           This Sunday, as if he’s suddenly coming to his senses, Jesus enters Jerusalem, hailed by crowds who want to make him into the triumphal king who will save them from Rome. But Jesus doesn’t care. He is already walking away from our shouts of hosanna. He’s moving toward the meal he most longs for, the last one, when he’ll kneel down like a servant to wash his friends’ feet. He’s walking toward our angry shouts of “Crucify him!” and toward our betrayals, as one by one we abandon him to torture and death; he is walking toward the edge of the world.

           And none of it can stop him. He jumps off the edge, on to the cross.

           And into God’s time. Life, eternal. The life we are living today.

Cucifixion icon, Sinai, 8th century.
Cucifixion icon, Sinai, 8th century.

           Which means, in a pretty unsettling way, Holy Week can’t be about a story that took place in the past, or a mere remembrance, or a historical re-enactment. It’s about the kind of life Jesus makes possible for all of us right now.

           That life demands a different mind than the one I generally use. My own mind wants to shout hosannas in a happy crowd waving palms, and later on be able to blame that other crowd, the Jews, for all the bad stuff that happens. My own mind wants to claim Jesus as my friend and me as his personal favorite and pretend I won’t betray him, later, like his other friends. I want to act as if I’m somehow separate from all the other suffering, sinful souls Jesus pours himself out for: disciples and executioners, cheering and jeering crowds; each one of you.

           So it’s really hard for me to walk with Jesus in a manner worthy of the Gospel. Sure, I want forgiveness; but I don’t necessarily want to admit how violent my impulses can be, how capable I am of yelling “crucify.” Sure, I want new life, but I don’t want to sit abandoned in a garden, be humiliated and hurt and killed, to get there. I want to hang on to my own power, and save myself, rather than empty myself like Jesus. I know Palm Sunday’s exciting, but I also have a feeling it’s going to get pretty dark over the next week, before it’s time for Easter.

           Except — except that we’re on God’s time now. And it turns out I don’t have to jump off the edge of the world alone, because Jesus already has. His abiding love is everywhere. The good news is that there’s nothing left for me to do through my own anxious efforts at self-improvement. There’s nothing left for any of us to do. God is always moving all humanity closer to God, with the endless love of our friend and savior Jesus lighting the way for us, from the cross.

Descent from the Cross, 12th century, parchment, Nonantola (Modena, Italy), Abbey`s Library.
Descent from the Cross, 12th century, parchment,
Nonantola (Modena, Italy), Abbey`s Library.

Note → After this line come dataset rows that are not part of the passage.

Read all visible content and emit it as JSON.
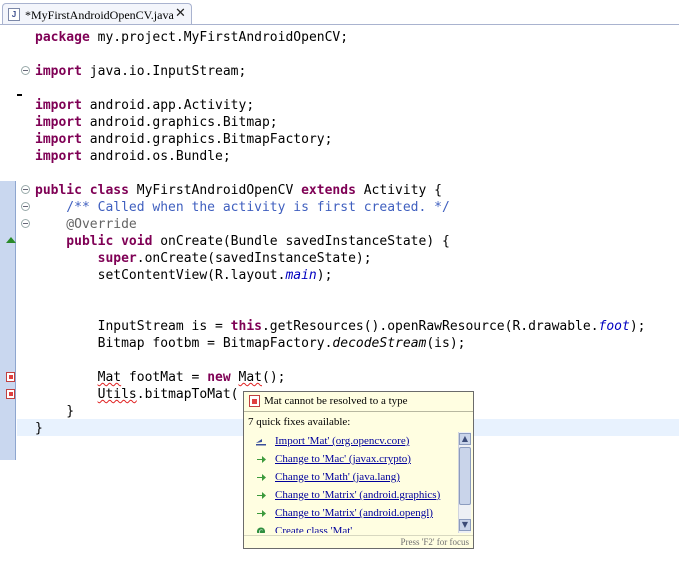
{
  "tab": {
    "title": "*MyFirstAndroidOpenCV.java",
    "close_glyph": "✕"
  },
  "code": {
    "l1": {
      "kw": "package",
      "rest": " my.project.MyFirstAndroidOpenCV;"
    },
    "l2": {
      "kw": "import",
      "rest": " java.io.InputStream;"
    },
    "l3": {
      "kw": "import",
      "rest": " android.app.Activity;"
    },
    "l4": {
      "kw": "import",
      "rest": " android.graphics.Bitmap;"
    },
    "l5": {
      "kw": "import",
      "rest": " android.graphics.BitmapFactory;"
    },
    "l6": {
      "kw": "import",
      "rest": " android.os.Bundle;"
    },
    "l7": {
      "kw1": "public class",
      "mid": " MyFirstAndroidOpenCV ",
      "kw2": "extends",
      "rest": " Activity {"
    },
    "l8": {
      "comment": "    /** Called when the activity is first created. */"
    },
    "l9": {
      "annotation": "    @Override"
    },
    "l10": {
      "kw": "    public void",
      "rest": " onCreate(Bundle savedInstanceState) {"
    },
    "l11": {
      "kw": "        super",
      "rest": ".onCreate(savedInstanceState);"
    },
    "l12": {
      "pre": "        setContentView(R.layout.",
      "field": "main",
      "post": ");"
    },
    "l13": {
      "pre": "        InputStream is = ",
      "kw": "this",
      "mid": ".getResources().openRawResource(R.drawable.",
      "field": "foot",
      "post": ");"
    },
    "l14": {
      "pre": "        Bitmap footbm = BitmapFactory.",
      "method": "decodeStream",
      "post": "(is);"
    },
    "l15": {
      "pre": "        ",
      "err1": "Mat",
      "mid": " footMat = ",
      "kw": "new",
      "sp": " ",
      "err2": "Mat",
      "post": "();"
    },
    "l16": {
      "pre": "        ",
      "err": "Utils",
      "post": ".bitmapToMat("
    },
    "l17": {
      "text": "    }"
    },
    "l18": {
      "text": "}"
    }
  },
  "popup": {
    "message": "Mat cannot be resolved to a type",
    "count": "7 quick fixes available:",
    "fixes": [
      {
        "label": "Import 'Mat' (org.opencv.core)",
        "icon": "import-icon"
      },
      {
        "label": "Change to 'Mac' (javax.crypto)",
        "icon": "change-arrow-icon"
      },
      {
        "label": "Change to 'Math' (java.lang)",
        "icon": "change-arrow-icon"
      },
      {
        "label": "Change to 'Matrix' (android.graphics)",
        "icon": "change-arrow-icon"
      },
      {
        "label": "Change to 'Matrix' (android.opengl)",
        "icon": "change-arrow-icon"
      },
      {
        "label": "Create class 'Mat'",
        "icon": "create-class-icon"
      }
    ],
    "hint": "Press 'F2' for focus",
    "scroll_up": "▲",
    "scroll_down": "▼"
  }
}
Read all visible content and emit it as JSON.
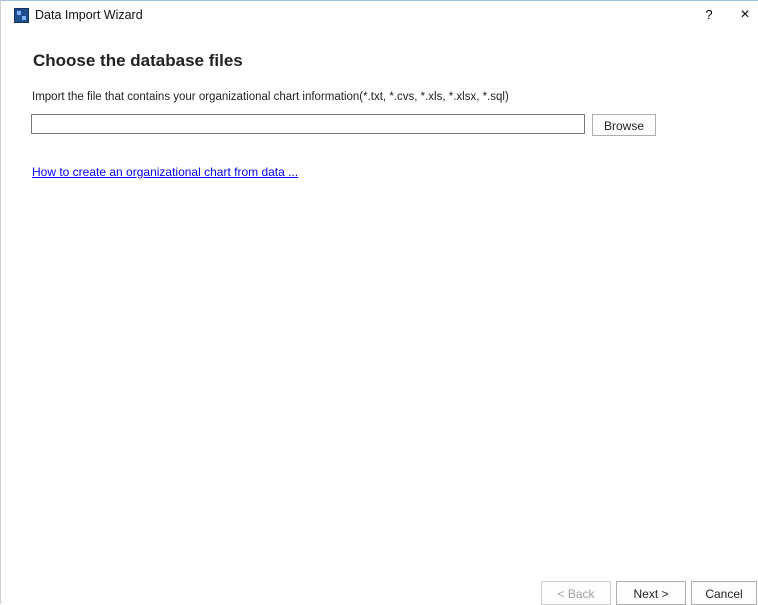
{
  "window": {
    "title": "Data Import Wizard",
    "help_label": "?",
    "close_label": "×"
  },
  "page": {
    "title": "Choose the database files",
    "instruction": "Import the file that contains your organizational chart information(*.txt, *.cvs, *.xls, *.xlsx, *.sql)",
    "file_input": {
      "value": "",
      "placeholder": ""
    },
    "browse_label": "Browse",
    "help_link": "How to create an organizational chart from data ..."
  },
  "footer": {
    "back_label": "< Back",
    "next_label": "Next >",
    "cancel_label": "Cancel"
  },
  "colors": {
    "link": "#0000ee",
    "title_border": "#9fc3e0",
    "app_icon": "#1f4e8c"
  }
}
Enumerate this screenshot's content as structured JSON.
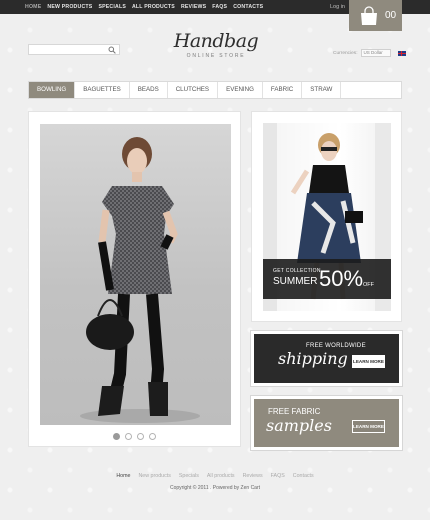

           Back when I first started going to church, a dozen years ago, I went around in a daze, as a friend told me later, “like a deer caught in the headlights.” I’d been blindsided by Jesus, who I didn’t believe in, but who, to my shock, had shown up anyway, quite alive, in a piece of bread. I used to come to church and sit during the early service, waiting for more bread, and halfway listening to the Scriptures or whatever the preacher was saying. I’d stare out the window, gazing at the tangle of green ivy and nasturtiums beyond in a spaced-out way. One day I noticed the window frames. They seemed to have a very peculiar construction. “Oh,” I thought, “Look at that. It’s a…cross! You can see a cross over everything… You can see everything through the cross… Wow, there’s a cross over the whole world!”

           I was unprepared, and undeserving, and stupid. But there is a cross over the whole world, and you can see everything through it. See the crowds, see the disciples, see Jesus: riding the donkey into Jerusalem, eating supper with friends, stumbling up the hill. And if you let your mind be made in the mind of Christ Jesus, you will stay beside him the whole way, because you see where all this is going.

           It is going toward love. It is going toward life. And it cannot be stopped.

Image credits: (1) Christopher Haas, Department of History, Villanova University; (2) Museum of Antiquities, University of Saskatchewan; (3) Robert W. Brown, Dept. of History, University of North Carolina Pembroke; (4) Jugoslav Ocokoljić; and (5) Chiesa Cattolico di Torino.